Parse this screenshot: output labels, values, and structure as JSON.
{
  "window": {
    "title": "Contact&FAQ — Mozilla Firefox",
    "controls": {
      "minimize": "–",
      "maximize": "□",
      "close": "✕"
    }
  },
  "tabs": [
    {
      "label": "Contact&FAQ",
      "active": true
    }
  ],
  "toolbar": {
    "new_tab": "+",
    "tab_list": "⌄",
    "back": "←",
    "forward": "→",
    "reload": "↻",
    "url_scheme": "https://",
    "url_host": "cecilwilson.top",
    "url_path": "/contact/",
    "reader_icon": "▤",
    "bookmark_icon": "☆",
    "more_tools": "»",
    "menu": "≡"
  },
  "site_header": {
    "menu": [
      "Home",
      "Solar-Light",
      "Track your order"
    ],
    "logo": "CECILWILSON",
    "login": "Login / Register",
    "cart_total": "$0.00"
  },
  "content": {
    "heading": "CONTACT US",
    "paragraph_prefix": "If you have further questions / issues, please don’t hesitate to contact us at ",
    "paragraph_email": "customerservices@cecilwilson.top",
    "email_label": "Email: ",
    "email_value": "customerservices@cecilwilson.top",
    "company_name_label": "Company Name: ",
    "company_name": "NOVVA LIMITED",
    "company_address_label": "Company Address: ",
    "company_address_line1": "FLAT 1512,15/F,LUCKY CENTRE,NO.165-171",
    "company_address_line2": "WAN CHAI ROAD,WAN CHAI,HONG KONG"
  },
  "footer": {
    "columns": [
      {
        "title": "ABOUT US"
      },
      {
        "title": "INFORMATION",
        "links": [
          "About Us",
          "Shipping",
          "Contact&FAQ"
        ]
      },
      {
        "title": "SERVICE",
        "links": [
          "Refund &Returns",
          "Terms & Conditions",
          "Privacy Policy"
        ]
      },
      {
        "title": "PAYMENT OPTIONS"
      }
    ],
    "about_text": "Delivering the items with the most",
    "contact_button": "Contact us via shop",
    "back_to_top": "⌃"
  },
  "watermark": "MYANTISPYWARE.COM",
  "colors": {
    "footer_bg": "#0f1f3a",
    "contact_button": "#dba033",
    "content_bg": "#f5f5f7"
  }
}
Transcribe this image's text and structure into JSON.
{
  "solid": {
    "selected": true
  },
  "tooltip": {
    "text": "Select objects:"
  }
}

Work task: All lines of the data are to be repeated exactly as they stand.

Answer to this task:
Parse this screenshot: output labels, values, and structure as JSON.
{
  "window": {
    "title": "Contact&FAQ — Mozilla Firefox",
    "controls": {
      "minimize": "–",
      "maximize": "□",
      "close": "✕"
    }
  },
  "tabs": [
    {
      "label": "Contact&FAQ",
      "active": true
    }
  ],
  "toolbar": {
    "new_tab": "+",
    "tab_list": "⌄",
    "back": "←",
    "forward": "→",
    "reload": "↻",
    "url_scheme": "https://",
    "url_host": "cecilwilson.top",
    "url_path": "/contact/",
    "reader_icon": "▤",
    "bookmark_icon": "☆",
    "more_tools": "»",
    "menu": "≡"
  },
  "site_header": {
    "menu": [
      "Home",
      "Solar-Light",
      "Track your order"
    ],
    "logo": "CECILWILSON",
    "login": "Login / Register",
    "cart_total": "$0.00"
  },
  "content": {
    "heading": "CONTACT US",
    "paragraph_prefix": "If you have further questions / issues, please don’t hesitate to contact us at ",
    "paragraph_email": "customerservices@cecilwilson.top",
    "email_label": "Email: ",
    "email_value": "customerservices@cecilwilson.top",
    "company_name_label": "Company Name: ",
    "company_name": "NOVVA LIMITED",
    "company_address_label": "Company Address: ",
    "company_address_line1": "FLAT 1512,15/F,LUCKY CENTRE,NO.165-171",
    "company_address_line2": "WAN CHAI ROAD,WAN CHAI,HONG KONG"
  },
  "footer": {
    "columns": [
      {
        "title": "ABOUT US"
      },
      {
        "title": "INFORMATION",
        "links": [
          "About Us",
          "Shipping",
          "Contact&FAQ"
        ]
      },
      {
        "title": "SERVICE",
        "links": [
          "Refund &Returns",
          "Terms & Conditions",
          "Privacy Policy"
        ]
      },
      {
        "title": "PAYMENT OPTIONS"
      }
    ],
    "about_text": "Delivering the items with the most",
    "contact_button": "Contact us via shop",
    "back_to_top": "⌃"
  },
  "watermark": "MYANTISPYWARE.COM",
  "colors": {
    "footer_bg": "#0f1f3a",
    "contact_button": "#dba033",
    "content_bg": "#f5f5f7"
  }
}
Transcribe this image's text and structure into JSON.
{
  "solid": {
    "selected": true
  },
  "tooltip": {
    "text": "Select objects:"
  }
}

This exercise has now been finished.